Published: 28 July 2011



In 2006, severe outbreaks of Aedes aegypti-transmitted chikungunya occurred in villages in Karnataka, South India. We evaluated the effectiveness of combined information, education and communication (IEC) campaigns using two potential poeciliid larvivorous fish guppy (Poecilia reticulata) and mosquitofish (Gambusia affinis), in indoor cement tanks for Aedes larval control.


Trials were conducted in two villages (Domatmari and Srinivaspura) in Tumkur District from March to May 2006 for Poecilia and one village (Balmanda) in Kolar District from July to October 2006 for Gambusia. A survey on knowledge, attitude and practice (KAP) on chikungunya was initially conducted and IEC campaigns were performed before and after fish release in Domatmari (IEC alone, followed by IEC + Poecilia) and Balmanda (IEC + Gambusia). In Srinivaspura, IEC was not conducted. Larval surveys were conducted at the baseline followed by one-week and one-month post-intervention periods. The impact of fish on Aedes larvae and disease was assessed based on baseline and post-intervention observations.


Only 18% of respondents knew of the role of mosquitoes in fever outbreaks, while almost all (n = 50 each) gained new knowledge from the IEC campaigns. In Domatmari, IEC alone was not effective (OR 0.54; p = 0.067). Indoor cement tanks were the most preferred Ae. aegypti breeding habitat (86.9%), and had a significant impact on Aedes breeding (Breteau Index) in all villages in the one-week period (p < 0.001). In the one-month period, the impact was most sustained in Domatmari (OR 1.58, p < 0.001) then Srinivaspura (OR 0.45, p = 0.063) and Balmanda (OR 0.51, p = 0.067). After fish introductions, chikungunya cases were reduced by 99.87% in Domatmari, 65.48% in Srinivaspura and 68.51% in Balmanda.

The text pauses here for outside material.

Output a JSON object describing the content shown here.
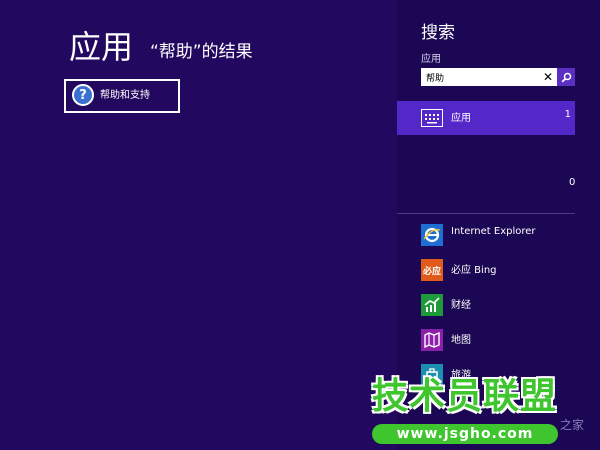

Poecilia exhibited greater survival rates than Gambusia (86.04 vs.16.03%) in cement tanks. Neither IEC nor Poecilia alone was effective against Aedes (p > 0.05). We conclude that Poecilia + IEC is an effective intervention strategy. The operational cost was 0.50 (US$ 0.011, 1 US$= 47) per capita per application. Proper water storage practices, focused IEC with Poecilia introductions and vector sanitation involving the local administration and community, is suggested as the best strategy for Aedes control.